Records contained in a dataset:
—————

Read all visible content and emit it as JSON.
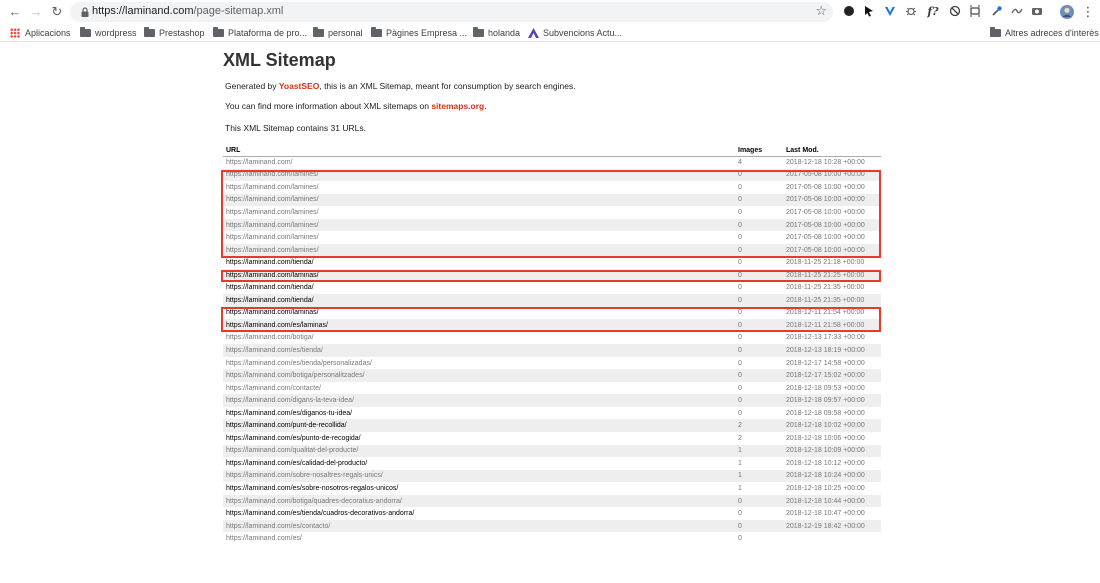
{
  "browser": {
    "url_host": "https://laminand.com",
    "url_path": "/page-sitemap.xml",
    "toolbar_icons": [
      "back-icon",
      "forward-icon",
      "reload-icon",
      "lock-icon",
      "star-icon"
    ],
    "extension_icons": [
      "circle-ext-icon",
      "pointer-ext-icon",
      "v-ext-icon",
      "bug-ext-icon",
      "fx-ext-icon",
      "block-ext-icon",
      "crop-ext-icon",
      "eyedropper-ext-icon",
      "wave-ext-icon",
      "camera-ext-icon",
      "profile-avatar",
      "menu-icon"
    ],
    "extension_labels": [
      "f?"
    ],
    "bookmarks": [
      {
        "label": "Aplicacions",
        "icon": "apps-icon"
      },
      {
        "label": "wordpress",
        "icon": "folder-icon"
      },
      {
        "label": "Prestashop",
        "icon": "folder-icon"
      },
      {
        "label": "Plataforma de pro...",
        "icon": "folder-icon"
      },
      {
        "label": "personal",
        "icon": "folder-icon"
      },
      {
        "label": "Pàgines Empresa ...",
        "icon": "folder-icon"
      },
      {
        "label": "holanda",
        "icon": "folder-icon"
      },
      {
        "label": "Subvencions Actu...",
        "icon": "logo-icon"
      }
    ],
    "other_bookmarks": "Altres adreces d'interès"
  },
  "page": {
    "title": "XML Sitemap",
    "intro_prefix": "Generated by ",
    "intro_link": "YoastSEO",
    "intro_suffix": ", this is an XML Sitemap, meant for consumption by search engines.",
    "info_prefix": "You can find more information about XML sitemaps on ",
    "info_link": "sitemaps.org",
    "info_suffix": ".",
    "count_text": "This XML Sitemap contains 31 URLs.",
    "link_color": "#da3114",
    "highlight_color": "#e8392d"
  },
  "table": {
    "headers": [
      "URL",
      "Images",
      "Last Mod."
    ],
    "rows": [
      {
        "url": "https://laminand.com/",
        "images": "4",
        "lastmod": "2018-12-18 10:28 +00:00",
        "dark": false
      },
      {
        "url": "https://laminand.com/lamines/",
        "images": "0",
        "lastmod": "2017-05-08 10:00 +00:00",
        "dark": false
      },
      {
        "url": "https://laminand.com/lamines/",
        "images": "0",
        "lastmod": "2017-05-08 10:00 +00:00",
        "dark": false
      },
      {
        "url": "https://laminand.com/lamines/",
        "images": "0",
        "lastmod": "2017-05-08 10:00 +00:00",
        "dark": false
      },
      {
        "url": "https://laminand.com/lamines/",
        "images": "0",
        "lastmod": "2017-05-08 10:00 +00:00",
        "dark": false
      },
      {
        "url": "https://laminand.com/lamines/",
        "images": "0",
        "lastmod": "2017-05-08 10:00 +00:00",
        "dark": false
      },
      {
        "url": "https://laminand.com/lamines/",
        "images": "0",
        "lastmod": "2017-05-08 10:00 +00:00",
        "dark": false
      },
      {
        "url": "https://laminand.com/lamines/",
        "images": "0",
        "lastmod": "2017-05-08 10:00 +00:00",
        "dark": false
      },
      {
        "url": "https://laminand.com/tienda/",
        "images": "0",
        "lastmod": "2018-11-25 21:18 +00:00",
        "dark": true
      },
      {
        "url": "https://laminand.com/laminas/",
        "images": "0",
        "lastmod": "2018-11-25 21:25 +00:00",
        "dark": true
      },
      {
        "url": "https://laminand.com/tienda/",
        "images": "0",
        "lastmod": "2018-11-25 21:35 +00:00",
        "dark": true
      },
      {
        "url": "https://laminand.com/tienda/",
        "images": "0",
        "lastmod": "2018-11-25 21:35 +00:00",
        "dark": true
      },
      {
        "url": "https://laminand.com/laminas/",
        "images": "0",
        "lastmod": "2018-12-11 21:54 +00:00",
        "dark": true
      },
      {
        "url": "https://laminand.com/es/laminas/",
        "images": "0",
        "lastmod": "2018-12-11 21:58 +00:00",
        "dark": true
      },
      {
        "url": "https://laminand.com/botiga/",
        "images": "0",
        "lastmod": "2018-12-13 17:33 +00:00",
        "dark": false
      },
      {
        "url": "https://laminand.com/es/tienda/",
        "images": "0",
        "lastmod": "2018-12-13 18:19 +00:00",
        "dark": false
      },
      {
        "url": "https://laminand.com/es/tienda/personalizadas/",
        "images": "0",
        "lastmod": "2018-12-17 14:58 +00:00",
        "dark": false
      },
      {
        "url": "https://laminand.com/botiga/personalitzades/",
        "images": "0",
        "lastmod": "2018-12-17 15:02 +00:00",
        "dark": false
      },
      {
        "url": "https://laminand.com/contacte/",
        "images": "0",
        "lastmod": "2018-12-18 09:53 +00:00",
        "dark": false
      },
      {
        "url": "https://laminand.com/digans-la-teva-idea/",
        "images": "0",
        "lastmod": "2018-12-18 09:57 +00:00",
        "dark": false
      },
      {
        "url": "https://laminand.com/es/diganos-tu-idea/",
        "images": "0",
        "lastmod": "2018-12-18 09:58 +00:00",
        "dark": true
      },
      {
        "url": "https://laminand.com/punt-de-recollida/",
        "images": "2",
        "lastmod": "2018-12-18 10:02 +00:00",
        "dark": true
      },
      {
        "url": "https://laminand.com/es/punto-de-recogida/",
        "images": "2",
        "lastmod": "2018-12-18 10:06 +00:00",
        "dark": true
      },
      {
        "url": "https://laminand.com/qualitat-del-producte/",
        "images": "1",
        "lastmod": "2018-12-18 10:09 +00:00",
        "dark": false
      },
      {
        "url": "https://laminand.com/es/calidad-del-producto/",
        "images": "1",
        "lastmod": "2018-12-18 10:12 +00:00",
        "dark": true
      },
      {
        "url": "https://laminand.com/sobre-nosaltres-regals-unics/",
        "images": "1",
        "lastmod": "2018-12-18 10:24 +00:00",
        "dark": false
      },
      {
        "url": "https://laminand.com/es/sobre-nosotros-regalos-unicos/",
        "images": "1",
        "lastmod": "2018-12-18 10:25 +00:00",
        "dark": true
      },
      {
        "url": "https://laminand.com/botiga/quadres-decoratius-andorra/",
        "images": "0",
        "lastmod": "2018-12-18 10:44 +00:00",
        "dark": false
      },
      {
        "url": "https://laminand.com/es/tienda/cuadros-decorativos-andorra/",
        "images": "0",
        "lastmod": "2018-12-18 10:47 +00:00",
        "dark": true
      },
      {
        "url": "https://laminand.com/es/contacto/",
        "images": "0",
        "lastmod": "2018-12-19 18:42 +00:00",
        "dark": false
      },
      {
        "url": "https://laminand.com/es/",
        "images": "0",
        "lastmod": "",
        "dark": false
      }
    ]
  }
}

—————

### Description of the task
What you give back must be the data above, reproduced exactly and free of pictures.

### Answer to the problem
Read all visible content and emit it as JSON.
{
  "browser": {
    "url_host": "https://laminand.com",
    "url_path": "/page-sitemap.xml",
    "toolbar_icons": [
      "back-icon",
      "forward-icon",
      "reload-icon",
      "lock-icon",
      "star-icon"
    ],
    "extension_icons": [
      "circle-ext-icon",
      "pointer-ext-icon",
      "v-ext-icon",
      "bug-ext-icon",
      "fx-ext-icon",
      "block-ext-icon",
      "crop-ext-icon",
      "eyedropper-ext-icon",
      "wave-ext-icon",
      "camera-ext-icon",
      "profile-avatar",
      "menu-icon"
    ],
    "extension_labels": [
      "f?"
    ],
    "bookmarks": [
      {
        "label": "Aplicacions",
        "icon": "apps-icon"
      },
      {
        "label": "wordpress",
        "icon": "folder-icon"
      },
      {
        "label": "Prestashop",
        "icon": "folder-icon"
      },
      {
        "label": "Plataforma de pro...",
        "icon": "folder-icon"
      },
      {
        "label": "personal",
        "icon": "folder-icon"
      },
      {
        "label": "Pàgines Empresa ...",
        "icon": "folder-icon"
      },
      {
        "label": "holanda",
        "icon": "folder-icon"
      },
      {
        "label": "Subvencions Actu...",
        "icon": "logo-icon"
      }
    ],
    "other_bookmarks": "Altres adreces d'interès"
  },
  "page": {
    "title": "XML Sitemap",
    "intro_prefix": "Generated by ",
    "intro_link": "YoastSEO",
    "intro_suffix": ", this is an XML Sitemap, meant for consumption by search engines.",
    "info_prefix": "You can find more information about XML sitemaps on ",
    "info_link": "sitemaps.org",
    "info_suffix": ".",
    "count_text": "This XML Sitemap contains 31 URLs.",
    "link_color": "#da3114",
    "highlight_color": "#e8392d"
  },
  "table": {
    "headers": [
      "URL",
      "Images",
      "Last Mod."
    ],
    "rows": [
      {
        "url": "https://laminand.com/",
        "images": "4",
        "lastmod": "2018-12-18 10:28 +00:00",
        "dark": false
      },
      {
        "url": "https://laminand.com/lamines/",
        "images": "0",
        "lastmod": "2017-05-08 10:00 +00:00",
        "dark": false
      },
      {
        "url": "https://laminand.com/lamines/",
        "images": "0",
        "lastmod": "2017-05-08 10:00 +00:00",
        "dark": false
      },
      {
        "url": "https://laminand.com/lamines/",
        "images": "0",
        "lastmod": "2017-05-08 10:00 +00:00",
        "dark": false
      },
      {
        "url": "https://laminand.com/lamines/",
        "images": "0",
        "lastmod": "2017-05-08 10:00 +00:00",
        "dark": false
      },
      {
        "url": "https://laminand.com/lamines/",
        "images": "0",
        "lastmod": "2017-05-08 10:00 +00:00",
        "dark": false
      },
      {
        "url": "https://laminand.com/lamines/",
        "images": "0",
        "lastmod": "2017-05-08 10:00 +00:00",
        "dark": false
      },
      {
        "url": "https://laminand.com/lamines/",
        "images": "0",
        "lastmod": "2017-05-08 10:00 +00:00",
        "dark": false
      },
      {
        "url": "https://laminand.com/tienda/",
        "images": "0",
        "lastmod": "2018-11-25 21:18 +00:00",
        "dark": true
      },
      {
        "url": "https://laminand.com/laminas/",
        "images": "0",
        "lastmod": "2018-11-25 21:25 +00:00",
        "dark": true
      },
      {
        "url": "https://laminand.com/tienda/",
        "images": "0",
        "lastmod": "2018-11-25 21:35 +00:00",
        "dark": true
      },
      {
        "url": "https://laminand.com/tienda/",
        "images": "0",
        "lastmod": "2018-11-25 21:35 +00:00",
        "dark": true
      },
      {
        "url": "https://laminand.com/laminas/",
        "images": "0",
        "lastmod": "2018-12-11 21:54 +00:00",
        "dark": true
      },
      {
        "url": "https://laminand.com/es/laminas/",
        "images": "0",
        "lastmod": "2018-12-11 21:58 +00:00",
        "dark": true
      },
      {
        "url": "https://laminand.com/botiga/",
        "images": "0",
        "lastmod": "2018-12-13 17:33 +00:00",
        "dark": false
      },
      {
        "url": "https://laminand.com/es/tienda/",
        "images": "0",
        "lastmod": "2018-12-13 18:19 +00:00",
        "dark": false
      },
      {
        "url": "https://laminand.com/es/tienda/personalizadas/",
        "images": "0",
        "lastmod": "2018-12-17 14:58 +00:00",
        "dark": false
      },
      {
        "url": "https://laminand.com/botiga/personalitzades/",
        "images": "0",
        "lastmod": "2018-12-17 15:02 +00:00",
        "dark": false
      },
      {
        "url": "https://laminand.com/contacte/",
        "images": "0",
        "lastmod": "2018-12-18 09:53 +00:00",
        "dark": false
      },
      {
        "url": "https://laminand.com/digans-la-teva-idea/",
        "images": "0",
        "lastmod": "2018-12-18 09:57 +00:00",
        "dark": false
      },
      {
        "url": "https://laminand.com/es/diganos-tu-idea/",
        "images": "0",
        "lastmod": "2018-12-18 09:58 +00:00",
        "dark": true
      },
      {
        "url": "https://laminand.com/punt-de-recollida/",
        "images": "2",
        "lastmod": "2018-12-18 10:02 +00:00",
        "dark": true
      },
      {
        "url": "https://laminand.com/es/punto-de-recogida/",
        "images": "2",
        "lastmod": "2018-12-18 10:06 +00:00",
        "dark": true
      },
      {
        "url": "https://laminand.com/qualitat-del-producte/",
        "images": "1",
        "lastmod": "2018-12-18 10:09 +00:00",
        "dark": false
      },
      {
        "url": "https://laminand.com/es/calidad-del-producto/",
        "images": "1",
        "lastmod": "2018-12-18 10:12 +00:00",
        "dark": true
      },
      {
        "url": "https://laminand.com/sobre-nosaltres-regals-unics/",
        "images": "1",
        "lastmod": "2018-12-18 10:24 +00:00",
        "dark": false
      },
      {
        "url": "https://laminand.com/es/sobre-nosotros-regalos-unicos/",
        "images": "1",
        "lastmod": "2018-12-18 10:25 +00:00",
        "dark": true
      },
      {
        "url": "https://laminand.com/botiga/quadres-decoratius-andorra/",
        "images": "0",
        "lastmod": "2018-12-18 10:44 +00:00",
        "dark": false
      },
      {
        "url": "https://laminand.com/es/tienda/cuadros-decorativos-andorra/",
        "images": "0",
        "lastmod": "2018-12-18 10:47 +00:00",
        "dark": true
      },
      {
        "url": "https://laminand.com/es/contacto/",
        "images": "0",
        "lastmod": "2018-12-19 18:42 +00:00",
        "dark": false
      },
      {
        "url": "https://laminand.com/es/",
        "images": "0",
        "lastmod": "",
        "dark": false
      }
    ]
  }
}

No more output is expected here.